IT offers countryside living AND no commute but farming nevertheless struggles to attract youngsters.
Despite being one of the economy’s most important industries, worth £24billion annually, the average age of UK farmers is 59. And just three per cent of those in the sector are under 35.
Worryingly, 16 per cent of under-25s have never even visited a farm. Now Morrisons and McDonald’s, which both rely heavily on UK food producers, have launched programmes to train the farmers of the future.
Morrisons has set up a £2million apprenticeship fund to equip young farmers with business knowledge. Young farmers can also apply for a place on the retailer’s own in-house apprenticeship scheme, where they will spend time in-store and receive expert mentoring.
At the end of the programme, apprentices gain a Level 2 or 3 Apprenticeship qualification. Apply for the scheme at morrisons-farming.com.
Meanwhile, McDonald’s Progressive Young Farmer Programme offers places for nine young farmers to spend a year working within the fast-food giant’s own supply chain.
Trainees also receive mentoring by a farmer who supplies McDonald’s with beef, eggs and dairy. Applications are open until December 1. See mcdonalds.com/gb/en-gb/good-to-know/farming.html.
An expert in his Field
JACOB FIELD is a farm hand on an Arla co-operative farm in the Yorkshire Dales.
Morrisons pays extra for its milk so the farm can invest in new technology, such as schemes to increase bee numbers for biodiversity.
Jacob, 19, from Leeds, said: “I grew up in Leeds city centre, and I always knew I wanted to work in the countryside with animals and big machines.
“My uncle and aunt found contact numbers for some farmers near them and helped me arrange a weekend of work experience on a farm.
“From that, I was offered a job and now I’m doing a job I believe I was born to do. I have a full sleeve of tattoos, so I’m not what you’d expect of a farmer.
“But the farming lifestyle is different. If you are honest and hardworking, you’ll get on. There is so much to learn in farming. I’ve already done a number of college courses such as first aid and tractor control but there are so many areas of farming to consider.
“You will learn so much about everything from business to science, to food nutrition, to nature, to technology, to psychology. Remember, farmers look for honest, hard-working people so don’t worry if you don’t have the experience or the grades.”
A bit on the side
OVER-50s are leading a surge in “side-hustle” work, accounting for one in five of these auxiliary businesses, according to new research.
E-commerce leads the way as a second job in today’s gig economy for the over-50s, with 27 per cent selling items via Etsy and eBay.
Almost a quarter work in domestic jobs such as cleaner or handyman, while 21 per cent have turned a hobby, such as baking or photography, into a profession.
One in nine of those taking on extra work is an Uber driver or Airbnb host.
Three per cent even list their side hustle as “blogging or YouTubing”, according to the report from mobile business account provider Anna Money.
THE Royal Mint is searching for IT talent and a studio manager to work at the world’s leading minting facility, in South Wales.
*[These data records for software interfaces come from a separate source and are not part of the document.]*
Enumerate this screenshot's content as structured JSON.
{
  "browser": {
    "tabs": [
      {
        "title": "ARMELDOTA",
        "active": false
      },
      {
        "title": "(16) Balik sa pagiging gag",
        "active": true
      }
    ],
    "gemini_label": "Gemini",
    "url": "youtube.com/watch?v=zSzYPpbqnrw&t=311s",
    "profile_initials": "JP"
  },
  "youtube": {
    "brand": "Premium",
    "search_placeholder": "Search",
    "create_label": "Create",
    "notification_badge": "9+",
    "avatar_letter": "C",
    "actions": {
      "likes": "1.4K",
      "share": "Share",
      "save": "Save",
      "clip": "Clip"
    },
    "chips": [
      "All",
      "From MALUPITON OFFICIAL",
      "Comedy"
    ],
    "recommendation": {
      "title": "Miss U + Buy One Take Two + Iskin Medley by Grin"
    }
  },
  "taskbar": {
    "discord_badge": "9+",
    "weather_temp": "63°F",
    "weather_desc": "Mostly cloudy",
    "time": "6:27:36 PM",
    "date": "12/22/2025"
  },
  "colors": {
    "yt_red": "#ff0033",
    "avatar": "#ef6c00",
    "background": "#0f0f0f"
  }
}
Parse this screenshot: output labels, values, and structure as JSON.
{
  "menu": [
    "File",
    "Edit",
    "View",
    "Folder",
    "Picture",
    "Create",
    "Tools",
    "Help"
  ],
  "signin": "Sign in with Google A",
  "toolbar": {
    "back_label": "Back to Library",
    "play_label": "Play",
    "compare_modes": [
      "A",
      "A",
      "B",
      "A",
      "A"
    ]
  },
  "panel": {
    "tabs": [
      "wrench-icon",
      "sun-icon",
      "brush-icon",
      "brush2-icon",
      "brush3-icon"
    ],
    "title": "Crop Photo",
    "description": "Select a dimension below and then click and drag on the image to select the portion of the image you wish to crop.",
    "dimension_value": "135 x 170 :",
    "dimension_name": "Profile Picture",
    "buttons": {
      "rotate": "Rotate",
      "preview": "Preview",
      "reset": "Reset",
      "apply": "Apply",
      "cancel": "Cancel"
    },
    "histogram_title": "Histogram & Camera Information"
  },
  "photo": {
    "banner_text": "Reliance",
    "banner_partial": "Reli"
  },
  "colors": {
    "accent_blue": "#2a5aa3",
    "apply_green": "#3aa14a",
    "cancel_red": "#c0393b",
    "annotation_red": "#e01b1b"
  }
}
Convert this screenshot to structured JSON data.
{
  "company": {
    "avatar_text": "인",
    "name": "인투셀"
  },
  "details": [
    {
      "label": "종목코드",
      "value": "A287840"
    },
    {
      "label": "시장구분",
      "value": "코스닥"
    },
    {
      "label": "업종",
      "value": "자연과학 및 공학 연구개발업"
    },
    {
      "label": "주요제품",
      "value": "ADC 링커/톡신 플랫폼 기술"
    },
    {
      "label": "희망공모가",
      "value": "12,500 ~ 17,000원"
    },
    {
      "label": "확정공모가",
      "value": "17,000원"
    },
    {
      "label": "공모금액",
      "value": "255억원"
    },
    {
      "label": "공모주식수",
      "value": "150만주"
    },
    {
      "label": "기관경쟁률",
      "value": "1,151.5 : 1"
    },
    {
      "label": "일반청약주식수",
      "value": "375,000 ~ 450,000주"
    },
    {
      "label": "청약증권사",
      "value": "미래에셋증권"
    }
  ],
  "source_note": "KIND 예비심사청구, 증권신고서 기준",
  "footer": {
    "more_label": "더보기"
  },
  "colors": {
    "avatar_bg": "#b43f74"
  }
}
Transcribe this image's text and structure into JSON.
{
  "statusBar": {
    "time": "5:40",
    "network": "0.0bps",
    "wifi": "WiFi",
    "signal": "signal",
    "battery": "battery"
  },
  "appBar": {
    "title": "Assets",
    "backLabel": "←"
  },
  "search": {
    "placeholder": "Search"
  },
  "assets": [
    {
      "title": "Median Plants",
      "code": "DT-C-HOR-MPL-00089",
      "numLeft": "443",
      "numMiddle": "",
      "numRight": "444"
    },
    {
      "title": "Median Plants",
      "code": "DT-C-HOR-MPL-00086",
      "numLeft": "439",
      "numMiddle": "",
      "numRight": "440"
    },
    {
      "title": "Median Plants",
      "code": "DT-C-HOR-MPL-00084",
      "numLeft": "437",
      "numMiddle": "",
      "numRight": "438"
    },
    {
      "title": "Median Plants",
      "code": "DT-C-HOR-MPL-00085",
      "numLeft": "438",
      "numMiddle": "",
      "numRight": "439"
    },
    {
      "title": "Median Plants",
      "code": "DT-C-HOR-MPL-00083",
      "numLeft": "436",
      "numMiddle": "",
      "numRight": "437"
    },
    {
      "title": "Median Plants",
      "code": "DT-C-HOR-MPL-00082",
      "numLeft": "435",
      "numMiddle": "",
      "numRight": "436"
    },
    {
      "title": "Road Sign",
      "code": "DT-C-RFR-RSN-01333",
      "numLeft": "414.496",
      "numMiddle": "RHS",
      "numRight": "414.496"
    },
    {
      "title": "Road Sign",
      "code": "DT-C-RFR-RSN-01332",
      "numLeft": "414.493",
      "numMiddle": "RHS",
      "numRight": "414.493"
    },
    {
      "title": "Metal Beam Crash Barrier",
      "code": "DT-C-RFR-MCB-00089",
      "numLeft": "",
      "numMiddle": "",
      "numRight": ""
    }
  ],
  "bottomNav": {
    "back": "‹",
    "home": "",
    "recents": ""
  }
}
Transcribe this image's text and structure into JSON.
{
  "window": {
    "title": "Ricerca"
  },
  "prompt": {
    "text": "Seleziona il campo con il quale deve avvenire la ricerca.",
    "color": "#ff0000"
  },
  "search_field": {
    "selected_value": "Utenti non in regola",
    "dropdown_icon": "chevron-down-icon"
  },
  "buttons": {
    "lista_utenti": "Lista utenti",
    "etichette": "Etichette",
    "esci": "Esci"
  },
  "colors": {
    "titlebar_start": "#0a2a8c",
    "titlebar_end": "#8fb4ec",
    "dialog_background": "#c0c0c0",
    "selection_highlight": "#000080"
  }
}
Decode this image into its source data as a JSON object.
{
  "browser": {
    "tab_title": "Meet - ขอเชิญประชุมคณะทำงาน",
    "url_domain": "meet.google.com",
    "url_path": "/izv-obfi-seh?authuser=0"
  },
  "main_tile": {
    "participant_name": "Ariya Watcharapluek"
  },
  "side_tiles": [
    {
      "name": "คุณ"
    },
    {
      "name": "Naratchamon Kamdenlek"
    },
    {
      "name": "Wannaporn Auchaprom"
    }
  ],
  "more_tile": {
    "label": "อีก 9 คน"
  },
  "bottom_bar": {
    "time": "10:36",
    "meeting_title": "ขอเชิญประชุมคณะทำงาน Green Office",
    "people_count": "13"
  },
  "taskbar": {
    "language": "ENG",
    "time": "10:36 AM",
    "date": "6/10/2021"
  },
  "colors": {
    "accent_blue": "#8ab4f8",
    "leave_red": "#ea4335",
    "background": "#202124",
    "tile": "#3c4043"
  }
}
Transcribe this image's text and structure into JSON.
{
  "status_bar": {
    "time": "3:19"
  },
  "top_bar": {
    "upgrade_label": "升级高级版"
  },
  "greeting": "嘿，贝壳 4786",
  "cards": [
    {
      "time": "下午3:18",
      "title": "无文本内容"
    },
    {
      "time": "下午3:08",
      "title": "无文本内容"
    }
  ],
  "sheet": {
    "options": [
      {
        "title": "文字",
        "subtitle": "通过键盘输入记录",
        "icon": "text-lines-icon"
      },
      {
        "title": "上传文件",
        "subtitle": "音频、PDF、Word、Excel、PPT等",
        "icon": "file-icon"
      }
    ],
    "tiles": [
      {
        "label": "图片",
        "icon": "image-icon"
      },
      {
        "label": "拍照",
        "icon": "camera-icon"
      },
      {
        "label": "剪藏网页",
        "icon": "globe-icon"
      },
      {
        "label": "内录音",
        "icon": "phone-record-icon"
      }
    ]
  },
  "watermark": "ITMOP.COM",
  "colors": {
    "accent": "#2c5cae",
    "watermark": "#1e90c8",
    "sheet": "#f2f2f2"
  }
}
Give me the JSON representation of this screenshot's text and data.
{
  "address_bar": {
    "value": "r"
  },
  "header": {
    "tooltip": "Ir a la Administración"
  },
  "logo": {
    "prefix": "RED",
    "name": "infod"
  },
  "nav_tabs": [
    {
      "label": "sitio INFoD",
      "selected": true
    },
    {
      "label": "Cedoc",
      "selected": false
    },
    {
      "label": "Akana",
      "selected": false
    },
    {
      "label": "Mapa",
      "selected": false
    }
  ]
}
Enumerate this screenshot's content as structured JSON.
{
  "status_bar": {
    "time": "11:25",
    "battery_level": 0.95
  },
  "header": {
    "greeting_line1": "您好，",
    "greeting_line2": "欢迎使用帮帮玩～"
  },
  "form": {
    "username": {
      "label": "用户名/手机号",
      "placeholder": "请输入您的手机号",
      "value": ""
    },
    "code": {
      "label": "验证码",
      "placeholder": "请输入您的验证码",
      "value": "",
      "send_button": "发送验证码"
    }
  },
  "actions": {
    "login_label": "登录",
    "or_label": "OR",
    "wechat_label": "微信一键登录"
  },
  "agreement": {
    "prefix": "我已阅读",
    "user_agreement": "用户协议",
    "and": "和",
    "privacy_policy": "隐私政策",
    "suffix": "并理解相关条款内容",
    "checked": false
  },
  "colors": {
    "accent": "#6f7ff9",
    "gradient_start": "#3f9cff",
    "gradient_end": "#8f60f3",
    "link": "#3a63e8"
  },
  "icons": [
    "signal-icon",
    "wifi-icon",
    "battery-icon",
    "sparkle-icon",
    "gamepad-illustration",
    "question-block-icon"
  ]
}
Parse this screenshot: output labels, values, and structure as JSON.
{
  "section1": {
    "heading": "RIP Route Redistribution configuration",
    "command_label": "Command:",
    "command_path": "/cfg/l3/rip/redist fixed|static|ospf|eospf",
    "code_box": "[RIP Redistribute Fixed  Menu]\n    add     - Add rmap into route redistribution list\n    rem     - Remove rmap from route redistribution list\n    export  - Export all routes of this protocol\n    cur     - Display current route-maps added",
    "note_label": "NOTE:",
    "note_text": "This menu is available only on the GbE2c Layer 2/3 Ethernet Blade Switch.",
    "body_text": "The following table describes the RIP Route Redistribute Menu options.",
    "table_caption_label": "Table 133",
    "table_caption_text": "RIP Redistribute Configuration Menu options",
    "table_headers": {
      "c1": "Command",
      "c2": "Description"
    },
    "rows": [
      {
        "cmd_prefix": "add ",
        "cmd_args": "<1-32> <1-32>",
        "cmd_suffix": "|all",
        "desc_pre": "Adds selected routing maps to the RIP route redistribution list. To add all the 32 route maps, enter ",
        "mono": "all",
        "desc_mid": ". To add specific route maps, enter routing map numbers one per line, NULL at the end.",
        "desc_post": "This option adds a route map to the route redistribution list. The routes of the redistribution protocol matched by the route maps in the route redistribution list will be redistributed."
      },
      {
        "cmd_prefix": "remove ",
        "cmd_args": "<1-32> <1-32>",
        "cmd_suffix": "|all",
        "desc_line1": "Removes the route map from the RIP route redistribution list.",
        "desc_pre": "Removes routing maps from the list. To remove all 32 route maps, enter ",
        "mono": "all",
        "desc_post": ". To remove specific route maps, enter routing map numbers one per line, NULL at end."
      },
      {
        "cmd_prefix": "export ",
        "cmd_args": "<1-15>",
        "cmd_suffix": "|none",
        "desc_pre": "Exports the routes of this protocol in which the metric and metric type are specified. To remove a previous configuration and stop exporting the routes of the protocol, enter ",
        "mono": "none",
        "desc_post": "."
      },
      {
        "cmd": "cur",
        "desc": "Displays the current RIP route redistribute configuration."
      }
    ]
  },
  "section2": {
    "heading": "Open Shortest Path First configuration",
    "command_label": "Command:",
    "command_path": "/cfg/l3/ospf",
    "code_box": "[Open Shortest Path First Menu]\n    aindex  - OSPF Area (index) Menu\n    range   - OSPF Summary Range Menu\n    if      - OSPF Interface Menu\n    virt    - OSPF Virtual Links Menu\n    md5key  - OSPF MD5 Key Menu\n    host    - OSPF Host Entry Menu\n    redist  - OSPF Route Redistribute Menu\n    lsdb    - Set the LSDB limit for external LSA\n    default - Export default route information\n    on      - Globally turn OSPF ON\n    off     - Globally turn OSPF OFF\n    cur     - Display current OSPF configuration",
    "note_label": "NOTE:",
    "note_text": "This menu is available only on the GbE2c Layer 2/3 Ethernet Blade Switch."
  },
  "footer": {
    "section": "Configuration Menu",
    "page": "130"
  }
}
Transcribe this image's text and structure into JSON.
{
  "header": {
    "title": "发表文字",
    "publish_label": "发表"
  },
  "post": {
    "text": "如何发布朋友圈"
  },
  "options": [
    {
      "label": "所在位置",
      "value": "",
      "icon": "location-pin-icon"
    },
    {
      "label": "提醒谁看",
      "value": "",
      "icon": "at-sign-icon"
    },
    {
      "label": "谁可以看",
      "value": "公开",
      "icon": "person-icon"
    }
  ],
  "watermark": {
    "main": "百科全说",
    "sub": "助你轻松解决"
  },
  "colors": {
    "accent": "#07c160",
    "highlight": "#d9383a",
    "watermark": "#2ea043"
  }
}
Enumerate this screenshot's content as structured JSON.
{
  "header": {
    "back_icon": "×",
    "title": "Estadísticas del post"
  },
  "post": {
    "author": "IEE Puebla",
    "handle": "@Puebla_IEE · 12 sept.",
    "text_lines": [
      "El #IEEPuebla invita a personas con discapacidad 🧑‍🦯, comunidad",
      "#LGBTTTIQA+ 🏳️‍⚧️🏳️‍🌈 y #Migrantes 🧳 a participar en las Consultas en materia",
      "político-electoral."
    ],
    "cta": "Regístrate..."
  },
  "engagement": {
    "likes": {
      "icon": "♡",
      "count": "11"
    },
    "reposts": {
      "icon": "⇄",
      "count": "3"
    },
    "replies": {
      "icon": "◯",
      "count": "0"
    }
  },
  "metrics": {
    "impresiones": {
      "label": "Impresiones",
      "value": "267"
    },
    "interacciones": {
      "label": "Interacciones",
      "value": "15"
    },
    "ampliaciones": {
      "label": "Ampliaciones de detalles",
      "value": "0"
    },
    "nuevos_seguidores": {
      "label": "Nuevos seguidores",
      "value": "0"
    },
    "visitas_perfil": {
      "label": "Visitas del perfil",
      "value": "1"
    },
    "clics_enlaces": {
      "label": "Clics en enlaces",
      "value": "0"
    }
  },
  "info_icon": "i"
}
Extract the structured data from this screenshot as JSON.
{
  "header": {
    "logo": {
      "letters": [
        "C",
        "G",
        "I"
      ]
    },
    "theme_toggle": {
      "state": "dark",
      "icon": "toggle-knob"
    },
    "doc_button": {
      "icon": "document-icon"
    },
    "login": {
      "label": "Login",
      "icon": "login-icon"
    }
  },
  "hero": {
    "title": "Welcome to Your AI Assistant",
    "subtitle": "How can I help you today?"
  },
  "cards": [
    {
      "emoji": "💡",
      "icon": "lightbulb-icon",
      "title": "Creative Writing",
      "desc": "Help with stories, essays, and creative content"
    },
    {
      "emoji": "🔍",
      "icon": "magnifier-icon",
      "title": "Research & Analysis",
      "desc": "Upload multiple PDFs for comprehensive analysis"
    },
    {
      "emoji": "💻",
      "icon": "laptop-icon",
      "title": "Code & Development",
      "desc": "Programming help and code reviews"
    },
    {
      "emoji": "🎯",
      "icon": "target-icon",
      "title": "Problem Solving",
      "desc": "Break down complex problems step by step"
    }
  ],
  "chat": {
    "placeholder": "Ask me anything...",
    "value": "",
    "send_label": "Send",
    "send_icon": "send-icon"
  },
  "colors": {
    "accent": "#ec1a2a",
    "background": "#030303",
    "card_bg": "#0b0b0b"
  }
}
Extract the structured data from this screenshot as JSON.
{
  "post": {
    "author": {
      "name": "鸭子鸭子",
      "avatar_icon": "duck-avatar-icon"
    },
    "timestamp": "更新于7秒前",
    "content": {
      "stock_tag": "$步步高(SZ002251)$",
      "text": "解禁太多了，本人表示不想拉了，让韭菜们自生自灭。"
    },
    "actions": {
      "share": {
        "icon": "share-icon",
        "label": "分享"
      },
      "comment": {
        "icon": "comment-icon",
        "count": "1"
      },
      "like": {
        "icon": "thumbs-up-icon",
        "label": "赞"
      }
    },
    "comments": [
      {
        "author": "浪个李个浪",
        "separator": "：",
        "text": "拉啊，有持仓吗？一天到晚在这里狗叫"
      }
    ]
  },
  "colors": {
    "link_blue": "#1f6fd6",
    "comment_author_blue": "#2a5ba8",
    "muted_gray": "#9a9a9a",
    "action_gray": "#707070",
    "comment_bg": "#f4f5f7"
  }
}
Apply today at careers.royalmint.com.
Deliver new job
DOMINO’S Pizza is recruiting over 5,000 delivery staff nationwide for Christmas and beyond.
Four in five of the firm’s store managers started as drivers so there is a chance of promotion.
Scott Bush, the company’s operations director, said: “We are on the lookout for positive individuals to join our fun, friendly and hard-working teams across the UK, and particularly so in the festive season. For those keen to progress into managerial roles, driving positions are a great way to start.”
E-bike cyclists must be at least 17. Car drivers at least 18 with a full UK licence, less than six points and no bans in the last five years. Moped riders must be at least 18, and have a CBT licence.
To apply, visit your local Domino’s store.
POSH store Harrods has more than 170 retail roles available, including Christmas temps. For details, head over to harrodscareers.com.
Keep an eye on bullying
BULLYING does not just happen with kids at school. Research has found four in five people have experienced cyberbullying in the workplace. For Anti-Bullying Week, which ends today, we’ve teamed up with HR law specialist Deb Tweedy, from Gordon Brown Law Firm, to explain what cyberbullying is and what firms should be doing to protect their staff . . .
- Cyberbullying can take different forms, including offensive emails, email threats, posts and comments on social networking sites and spreading lies and malicious gossip via messaging/chat.
- Businesses need to be aware that a failure to protect people from cyberbullying can leave employers liable for their workers’ actions.
- If your firm does not have a robust social media policy, one needs to be put in place urgently with a zero- tolerance approach to bullying.
- Policies including email, internet and mobile phone usage; bullying and harassment; data protection; discipline and grievance; dignity and respect; and the company’s code of conduct should all be clearly updated to state what is and is not permissible.
- Training should be provided to staff about what is and is not permitted on social media.
- Staff are best advised to avoid expressing personal views about either the business or its colleagues.